    Even if the bird did not fly that is a bad approach as it will only give you a good exposure for a middle toned subject… I would strongly suggest that you study the section on Exposure Theory in the original The Art of Bird Photography that is available in soft cover here.

    As always, i appreciate your blog.

    I am glad for that. artie

    All the best

  • avatar Jon

    Artie yes I use EC in manual mode and it makes great sense to me: usually my prime consideration is the aperture and shutter speed, then I know I have a sharp or deliberately blurred image with required DOF. I always use Evaluative metering so I meter exactly the same way as I would in AV or TV mode so I under or overexpose as required, it makes sense to me. There is a theory though that using Auto ISO results in non native ISO settings which result in sub optimal results, I must confess I do not see any problem. The other issue I would raise is that it doesn’t matter a great deal to me in most instances if I end up with ISO 200-800 or 1600 for the shot in many instances because the image quality is so good with 1DX. I do recognize of course that there are instances when I would select manual ISO for optimal results.

    • avatar Arthur Morris/BIRDS AS ART

      Like you I have no problem with the supposedly “non-native” ISOs.

      Are you using Auto ISO or ISO Safety Shift?

      More soon.


  • avatar Jon

    Artie I beg to differ, you can, and indeed I do use EC when in manual mode, I do not change aperture or shutter speed, the compensation relates to ISO. It certainly works on the 1DX, it only works partially on a 5D MkII but I think it does work on a 5D Mk III. I presume you can also do it with 1DX Mk II . This issue came up previously.

    • avatar Arthur Morris/BIRDS AS ART

      Yes, some Canon bodies offer EC in Manual mode. Nikon has for a long time. And yes, the issue came up a while back. My thoughts on using EC in Manual mode remain the same: it is a stupid feature. It makes no sense to me. And I cannot understand how it benefits anyone. When I am in Manual mode I want total control of everything.

      Here is an example: on the Nickerson Beach IPT, Bob DeCroce was having a hard time with his exposures. It turned out that he had inadvertently set +1.7 EC for Manual mode…

      Do you use EC in Manual mode?


  • avatar Peter Noyes

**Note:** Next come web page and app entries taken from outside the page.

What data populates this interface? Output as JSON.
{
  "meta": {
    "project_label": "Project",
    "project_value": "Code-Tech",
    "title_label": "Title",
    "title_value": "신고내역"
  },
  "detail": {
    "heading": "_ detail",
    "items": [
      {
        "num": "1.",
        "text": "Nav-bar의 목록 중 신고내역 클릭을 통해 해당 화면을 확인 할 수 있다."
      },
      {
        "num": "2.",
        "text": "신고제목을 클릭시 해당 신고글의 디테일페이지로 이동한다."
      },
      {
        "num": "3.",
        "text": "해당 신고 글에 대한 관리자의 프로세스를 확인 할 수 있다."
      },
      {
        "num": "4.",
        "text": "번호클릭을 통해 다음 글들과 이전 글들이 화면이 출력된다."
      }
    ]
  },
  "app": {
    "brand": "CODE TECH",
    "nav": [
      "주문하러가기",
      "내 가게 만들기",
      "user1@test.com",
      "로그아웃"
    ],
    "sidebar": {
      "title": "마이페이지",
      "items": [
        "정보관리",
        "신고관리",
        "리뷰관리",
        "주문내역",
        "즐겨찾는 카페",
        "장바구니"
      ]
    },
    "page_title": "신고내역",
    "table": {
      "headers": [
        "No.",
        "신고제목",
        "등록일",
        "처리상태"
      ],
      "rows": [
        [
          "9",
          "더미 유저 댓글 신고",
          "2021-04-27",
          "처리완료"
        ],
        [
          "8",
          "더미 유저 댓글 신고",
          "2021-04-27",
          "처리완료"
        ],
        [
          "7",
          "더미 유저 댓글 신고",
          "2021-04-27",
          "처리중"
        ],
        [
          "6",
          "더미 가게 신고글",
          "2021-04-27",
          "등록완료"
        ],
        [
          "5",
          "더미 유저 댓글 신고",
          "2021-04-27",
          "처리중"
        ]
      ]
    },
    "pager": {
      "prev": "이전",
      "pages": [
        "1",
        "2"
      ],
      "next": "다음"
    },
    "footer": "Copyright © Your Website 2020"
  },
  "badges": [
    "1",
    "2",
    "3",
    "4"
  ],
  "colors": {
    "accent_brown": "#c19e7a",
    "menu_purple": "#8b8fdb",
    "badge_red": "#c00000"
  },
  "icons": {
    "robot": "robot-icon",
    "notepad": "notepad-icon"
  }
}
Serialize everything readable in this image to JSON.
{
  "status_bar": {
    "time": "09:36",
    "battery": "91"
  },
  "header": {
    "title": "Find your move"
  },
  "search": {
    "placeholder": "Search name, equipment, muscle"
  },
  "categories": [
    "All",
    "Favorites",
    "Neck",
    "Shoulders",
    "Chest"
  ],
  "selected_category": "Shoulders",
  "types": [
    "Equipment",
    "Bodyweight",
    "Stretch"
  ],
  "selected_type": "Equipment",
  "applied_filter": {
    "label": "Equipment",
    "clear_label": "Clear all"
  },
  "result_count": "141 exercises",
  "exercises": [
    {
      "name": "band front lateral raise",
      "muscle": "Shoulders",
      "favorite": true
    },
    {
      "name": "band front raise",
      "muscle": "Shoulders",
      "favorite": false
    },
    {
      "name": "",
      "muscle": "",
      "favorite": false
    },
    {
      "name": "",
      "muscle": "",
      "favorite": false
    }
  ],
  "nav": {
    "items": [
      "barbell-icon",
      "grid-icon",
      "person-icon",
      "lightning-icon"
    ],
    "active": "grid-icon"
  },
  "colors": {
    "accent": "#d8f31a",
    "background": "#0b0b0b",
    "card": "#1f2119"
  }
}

    Artie, You’re making me hungry talking about lobster and crab ravioli. I grew up on the coast of New England and back in the 1940s we ate lobster more often than we eat chicken. Meat was rationed because of the war and lobster was very cheap then. I dearly love lobster, crab scallops, clams, swordfish, flounder, and cod to this day. At 78 I am the oldest of three children. Both my brother and sister will not eat those things to this day.

    • avatar Arthur Morris/BIRDS AS ART

      Hey Peter, Thanks for sharing. I can tell you that that sauce was amazing!


  • avatar Elinor Osborn

    This still is a bit confusing to me.
    Do I have this right that you set ISO 400, f8, 1/400 to expose the bird correctly even with different backgrounds. You kept those settings but looked at the analog scale to see what the camera was seeing: +1 because of lots of light area for #1, and -2/3 for lots of dark area for #2. You then just noted those analog settings (writing them down or remembering) as the camera’s EC (without changing your settings for the bird). So if you had been in AV instead of manual, you would have set EC at +1 for #1 and -2/3 for #2.